Is "iodide anion", I^(-), isoelectronic with "xenon"?

Oct 25, 2017

You are correct it would be isoelectronic with the Noble Gas, $X e$...

Explanation:

And thus elemental iodine, the atom, is a reasonably strong oxidant, and we use the $\text{old aufbau principle}$, and distribute 54 electrons.....

$I :$ $1 {s}^{2} 2 {s}^{2} 2 {p}^{6} 3 {s}^{2} 3 {p}^{6} 3 {d}^{10} 4 {s}^{2} 4 {p}^{6} 4 {d}^{10} 5 {s}^{2} 5 {p}^{5.}$

${I}^{-} :$ $1 {s}^{2} 2 {s}^{2} 2 {p}^{6} 3 {s}^{2} 3 {p}^{6} 3 {d}^{10} 4 {s}^{2} 4 {p}^{6} 4 {d}^{10} 5 {s}^{2} 5 {p}^{6.}$ Are there 54 electrons?

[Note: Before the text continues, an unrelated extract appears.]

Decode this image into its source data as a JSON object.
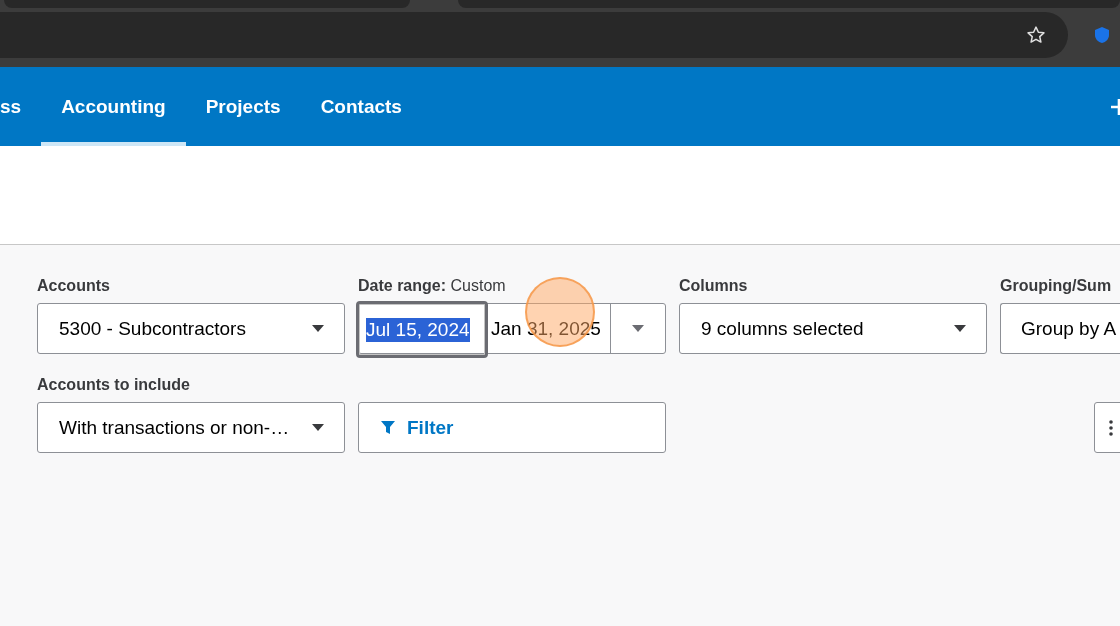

If not, there should be.

Of course, we must simply remember that when we use iodine, we work with the diatom, ${I}_{2}$, as indeed are all of the halogens.....